PROMPT »
Wherever a line below holds the word "Alignment", copy that line.
BEGIN DATA TO USE
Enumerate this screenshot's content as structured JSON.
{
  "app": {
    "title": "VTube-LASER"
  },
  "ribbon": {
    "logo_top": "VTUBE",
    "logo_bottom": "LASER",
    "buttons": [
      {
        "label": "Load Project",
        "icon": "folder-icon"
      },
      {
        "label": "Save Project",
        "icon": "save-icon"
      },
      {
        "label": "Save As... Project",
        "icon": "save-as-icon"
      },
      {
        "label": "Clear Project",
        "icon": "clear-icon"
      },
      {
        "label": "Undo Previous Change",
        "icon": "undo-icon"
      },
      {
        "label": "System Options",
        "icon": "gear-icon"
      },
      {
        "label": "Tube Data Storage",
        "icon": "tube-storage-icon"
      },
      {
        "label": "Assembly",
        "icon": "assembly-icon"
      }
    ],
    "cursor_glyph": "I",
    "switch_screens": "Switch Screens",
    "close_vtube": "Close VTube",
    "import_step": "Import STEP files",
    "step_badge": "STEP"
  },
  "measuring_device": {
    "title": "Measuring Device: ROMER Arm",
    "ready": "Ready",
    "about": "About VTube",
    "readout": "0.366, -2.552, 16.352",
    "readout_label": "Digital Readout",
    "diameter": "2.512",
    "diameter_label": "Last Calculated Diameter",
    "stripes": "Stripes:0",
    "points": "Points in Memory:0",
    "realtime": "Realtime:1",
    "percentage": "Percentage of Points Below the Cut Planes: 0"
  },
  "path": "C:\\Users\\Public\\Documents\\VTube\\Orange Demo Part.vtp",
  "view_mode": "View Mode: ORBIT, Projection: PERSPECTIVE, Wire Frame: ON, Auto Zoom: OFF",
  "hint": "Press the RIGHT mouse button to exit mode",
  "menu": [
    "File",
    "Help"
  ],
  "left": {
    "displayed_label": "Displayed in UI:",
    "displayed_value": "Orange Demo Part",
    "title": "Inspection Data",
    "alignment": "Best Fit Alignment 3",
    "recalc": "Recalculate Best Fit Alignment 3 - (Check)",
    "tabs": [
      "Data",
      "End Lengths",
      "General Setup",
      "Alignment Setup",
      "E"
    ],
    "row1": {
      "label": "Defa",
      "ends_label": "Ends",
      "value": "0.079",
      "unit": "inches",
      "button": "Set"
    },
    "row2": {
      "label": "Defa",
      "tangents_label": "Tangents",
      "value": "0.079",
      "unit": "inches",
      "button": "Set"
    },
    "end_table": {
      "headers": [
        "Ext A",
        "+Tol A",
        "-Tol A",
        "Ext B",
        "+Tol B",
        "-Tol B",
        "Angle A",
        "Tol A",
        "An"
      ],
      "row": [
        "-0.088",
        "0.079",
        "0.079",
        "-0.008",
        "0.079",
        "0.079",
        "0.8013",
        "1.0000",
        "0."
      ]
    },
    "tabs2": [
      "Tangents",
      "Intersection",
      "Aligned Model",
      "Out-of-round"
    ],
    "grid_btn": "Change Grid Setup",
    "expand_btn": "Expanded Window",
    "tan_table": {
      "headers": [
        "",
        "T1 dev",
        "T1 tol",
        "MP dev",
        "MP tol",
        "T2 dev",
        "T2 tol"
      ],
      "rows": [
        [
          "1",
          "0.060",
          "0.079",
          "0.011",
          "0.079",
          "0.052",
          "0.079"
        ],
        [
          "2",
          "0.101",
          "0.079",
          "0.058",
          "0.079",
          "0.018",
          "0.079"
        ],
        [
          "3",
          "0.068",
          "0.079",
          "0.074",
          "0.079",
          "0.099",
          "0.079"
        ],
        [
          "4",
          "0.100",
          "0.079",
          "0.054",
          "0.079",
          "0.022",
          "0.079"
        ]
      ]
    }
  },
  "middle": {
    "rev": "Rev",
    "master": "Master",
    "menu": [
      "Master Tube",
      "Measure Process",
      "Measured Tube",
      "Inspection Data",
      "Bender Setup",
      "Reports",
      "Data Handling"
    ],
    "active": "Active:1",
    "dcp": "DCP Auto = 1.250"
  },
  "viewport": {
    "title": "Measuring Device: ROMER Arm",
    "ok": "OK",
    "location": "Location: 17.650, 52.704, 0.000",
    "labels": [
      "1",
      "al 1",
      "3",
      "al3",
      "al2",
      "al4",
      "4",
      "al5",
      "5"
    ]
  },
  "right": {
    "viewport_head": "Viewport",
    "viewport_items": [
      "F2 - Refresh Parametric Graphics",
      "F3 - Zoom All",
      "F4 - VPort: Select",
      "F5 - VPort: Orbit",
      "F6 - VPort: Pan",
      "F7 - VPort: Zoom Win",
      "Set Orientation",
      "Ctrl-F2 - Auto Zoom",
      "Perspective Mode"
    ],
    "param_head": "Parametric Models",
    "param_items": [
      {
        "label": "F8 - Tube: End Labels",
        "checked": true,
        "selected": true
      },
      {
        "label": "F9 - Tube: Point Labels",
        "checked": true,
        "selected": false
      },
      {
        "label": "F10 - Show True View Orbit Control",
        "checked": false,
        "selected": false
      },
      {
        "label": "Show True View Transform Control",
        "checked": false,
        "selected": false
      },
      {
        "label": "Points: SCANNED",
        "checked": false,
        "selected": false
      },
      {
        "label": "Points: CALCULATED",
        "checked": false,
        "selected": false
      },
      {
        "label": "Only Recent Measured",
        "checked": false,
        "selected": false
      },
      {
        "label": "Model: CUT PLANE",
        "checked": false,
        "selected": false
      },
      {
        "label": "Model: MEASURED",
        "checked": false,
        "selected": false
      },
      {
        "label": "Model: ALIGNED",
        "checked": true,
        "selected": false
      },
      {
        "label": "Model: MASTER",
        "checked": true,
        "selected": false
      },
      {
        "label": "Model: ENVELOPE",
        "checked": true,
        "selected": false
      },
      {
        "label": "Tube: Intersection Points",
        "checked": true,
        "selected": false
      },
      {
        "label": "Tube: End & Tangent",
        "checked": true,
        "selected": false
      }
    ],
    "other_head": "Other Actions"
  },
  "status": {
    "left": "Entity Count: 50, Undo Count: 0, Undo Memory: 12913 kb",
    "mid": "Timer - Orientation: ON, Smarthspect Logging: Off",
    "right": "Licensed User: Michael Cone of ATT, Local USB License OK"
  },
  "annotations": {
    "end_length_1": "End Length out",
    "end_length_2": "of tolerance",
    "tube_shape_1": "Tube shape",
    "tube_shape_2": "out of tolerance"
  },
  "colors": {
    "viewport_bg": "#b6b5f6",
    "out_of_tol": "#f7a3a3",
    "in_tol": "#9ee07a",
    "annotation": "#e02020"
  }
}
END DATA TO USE
YOUR RESPONSE »
    "alignment": "Best Fit Alignment 3",
    "recalc": "Recalculate Best Fit Alignment 3 - (Check)",
      "Alignment Setup",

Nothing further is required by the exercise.